Three-door hatchbacks were quite popular in the 1990s and early 2000s, but now it seems that customers are much more interested in more practical vehicles. The all-new fourth generation Ford Focus, for example, won't be offered with less than five doors, and apparently, SEAT will follow suit with its Leon model.
According to a new report from Autocar, the Martorell-based (Catalonia, Spain) automaker is ditching the three-door Leon, known in some markets as the Leon SC, due to the extremely low customer demand. The three-door Mii, the automaker's smallest vehicle on sale today, has also been canceled due to slow sales. SEAT is also not offering a three-door version of the latest generation Ibiza.
Volkswagen's analogue to the Mii, the Up!, is also not available with three doors, and the only Volkswagen Group's model of that size with just three doors, the Skoda Citigo, is nearing the end of its production. Aside from the Citigo, VAG has only two other three-door hatchbacks. These are the current generation Volkswagen Golf and Audi A3, but both are expected to be five-door-only models in their next generations.
In the last two years, Volkswagen has also ended sales of the three-door Polo and Scirocco, while the retro-inspired Beetle is not planned for a new generation. It's also safe to assume the automaker won't be developing a three-door electric vehicle anytime soon.

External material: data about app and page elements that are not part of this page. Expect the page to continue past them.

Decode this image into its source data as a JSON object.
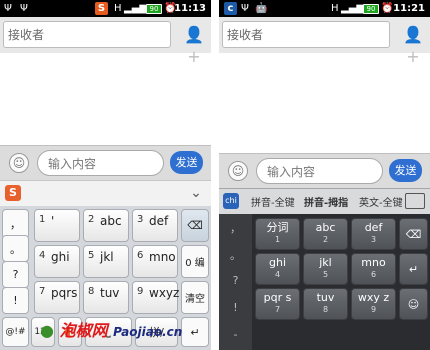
{
  "left": {
    "status": {
      "time": "11:13",
      "signal": "H",
      "battery": "90"
    },
    "recipient": {
      "placeholder": "接收者"
    },
    "composer": {
      "placeholder": "输入内容",
      "send": "发送"
    },
    "keyboard": {
      "left_col": [
        "，",
        "。",
        "?",
        "!"
      ],
      "keys": [
        {
          "num": "1",
          "label": "'"
        },
        {
          "num": "2",
          "label": "abc"
        },
        {
          "num": "3",
          "label": "def"
        },
        {
          "num": "4",
          "label": "ghi"
        },
        {
          "num": "5",
          "label": "jkl"
        },
        {
          "num": "6",
          "label": "mno"
        },
        {
          "num": "7",
          "label": "pqrs"
        },
        {
          "num": "8",
          "label": "tuv"
        },
        {
          "num": "9",
          "label": "wxyz"
        }
      ],
      "right_col": [
        "0 编",
        "清空"
      ],
      "bottom": [
        "@!#",
        "123",
        "拼/",
        "space"
      ]
    }
  },
  "right": {
    "status": {
      "time": "11:21",
      "signal": "H",
      "battery": "90"
    },
    "recipient": {
      "placeholder": "接收者"
    },
    "composer": {
      "placeholder": "输入内容",
      "send": "发送"
    },
    "keyboard": {
      "modes": [
        "拼音-全键",
        "拼音-拇指",
        "英文-全键"
      ],
      "left_col": [
        "，",
        "。",
        "?",
        "!",
        "-"
      ],
      "keys": [
        {
          "top": "分词",
          "bottom": "1"
        },
        {
          "top": "abc",
          "bottom": "2"
        },
        {
          "top": "def",
          "bottom": "3"
        },
        {
          "top": "ghi",
          "bottom": "4"
        },
        {
          "top": "jkl",
          "bottom": "5"
        },
        {
          "top": "mno",
          "bottom": "6"
        },
        {
          "top": "pqr s",
          "bottom": "7"
        },
        {
          "top": "tuv",
          "bottom": "8"
        },
        {
          "top": "wxy z",
          "bottom": "9"
        }
      ]
    }
  },
  "watermark": {
    "brand": "泡椒网",
    "domain": "Paojiao.cn"
  }
}
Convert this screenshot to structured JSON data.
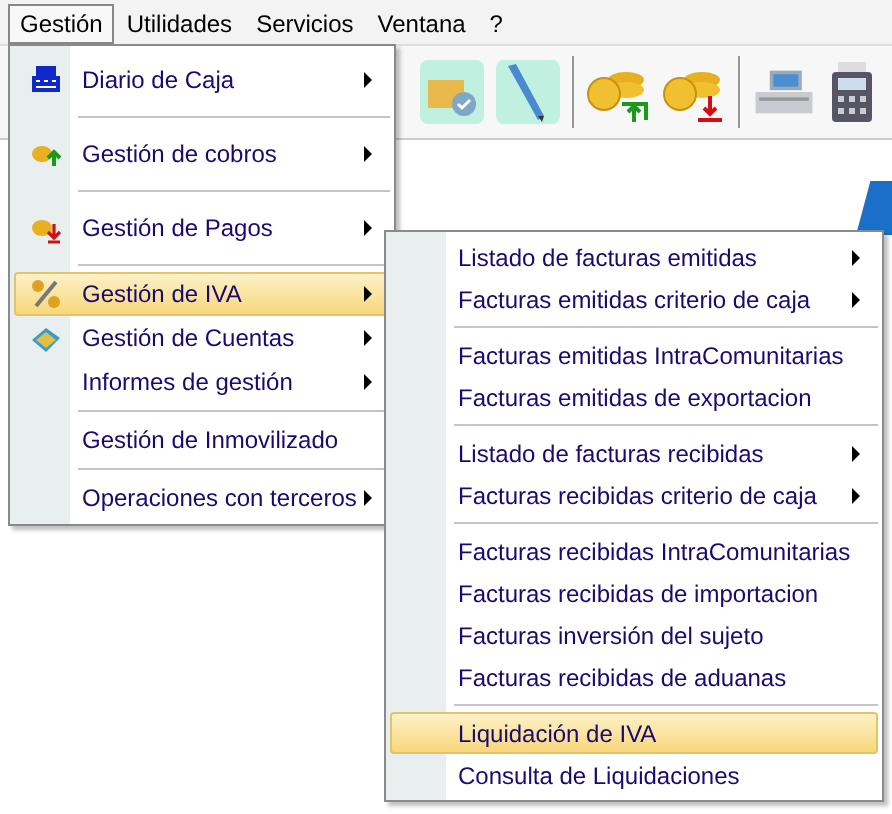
{
  "menubar": [
    {
      "label": "Gestión",
      "selected": true
    },
    {
      "label": "Utilidades",
      "selected": false
    },
    {
      "label": "Servicios",
      "selected": false
    },
    {
      "label": "Ventana",
      "selected": false
    },
    {
      "label": "?",
      "selected": false
    }
  ],
  "menu": {
    "items": [
      {
        "kind": "item",
        "label": "Diario de Caja",
        "submenu": true,
        "selected": false
      },
      {
        "kind": "separator"
      },
      {
        "kind": "item",
        "label": "Gestión de cobros",
        "submenu": true,
        "selected": false
      },
      {
        "kind": "separator"
      },
      {
        "kind": "item",
        "label": "Gestión de Pagos",
        "submenu": true,
        "selected": false
      },
      {
        "kind": "separator"
      },
      {
        "kind": "item",
        "label": "Gestión de IVA",
        "submenu": true,
        "selected": true
      },
      {
        "kind": "item",
        "label": "Gestión de Cuentas",
        "submenu": true,
        "selected": false
      },
      {
        "kind": "item",
        "label": "Informes de gestión",
        "submenu": true,
        "selected": false
      },
      {
        "kind": "separator"
      },
      {
        "kind": "item",
        "label": "Gestión de Inmovilizado",
        "submenu": false,
        "selected": false
      },
      {
        "kind": "separator"
      },
      {
        "kind": "item",
        "label": "Operaciones con terceros",
        "submenu": true,
        "selected": false
      }
    ]
  },
  "submenu": {
    "items": [
      {
        "kind": "item",
        "label": "Listado de facturas emitidas",
        "submenu": true,
        "selected": false
      },
      {
        "kind": "item",
        "label": "Facturas emitidas criterio de caja",
        "submenu": true,
        "selected": false
      },
      {
        "kind": "separator"
      },
      {
        "kind": "item",
        "label": "Facturas emitidas IntraComunitarias",
        "submenu": false,
        "selected": false
      },
      {
        "kind": "item",
        "label": "Facturas emitidas de exportacion",
        "submenu": false,
        "selected": false
      },
      {
        "kind": "separator"
      },
      {
        "kind": "item",
        "label": "Listado de facturas recibidas",
        "submenu": true,
        "selected": false
      },
      {
        "kind": "item",
        "label": "Facturas recibidas criterio de caja",
        "submenu": true,
        "selected": false
      },
      {
        "kind": "separator"
      },
      {
        "kind": "item",
        "label": "Facturas recibidas IntraComunitarias",
        "submenu": false,
        "selected": false
      },
      {
        "kind": "item",
        "label": "Facturas recibidas de importacion",
        "submenu": false,
        "selected": false
      },
      {
        "kind": "item",
        "label": "Facturas inversión del sujeto",
        "submenu": false,
        "selected": false
      },
      {
        "kind": "item",
        "label": "Facturas recibidas de aduanas",
        "submenu": false,
        "selected": false
      },
      {
        "kind": "separator"
      },
      {
        "kind": "item",
        "label": "Liquidación de IVA",
        "submenu": false,
        "selected": true
      },
      {
        "kind": "item",
        "label": "Consulta de Liquidaciones",
        "submenu": false,
        "selected": false
      }
    ]
  }
}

Sales of three-door cars from all segments, except for the sports coupes, are continuously declining. Land Rover, for example, axed the three-door body style of the Range Rover Evoque, but, weirdly, kept the niche Evoque convertible on sale. Earlier this year, Opel decided to drop the three-door Astra GTC from its portfolio, while Peugeot canceled the three-door 208 hatch. In 2016, Mini axed the crossover-ish Paceman hatch.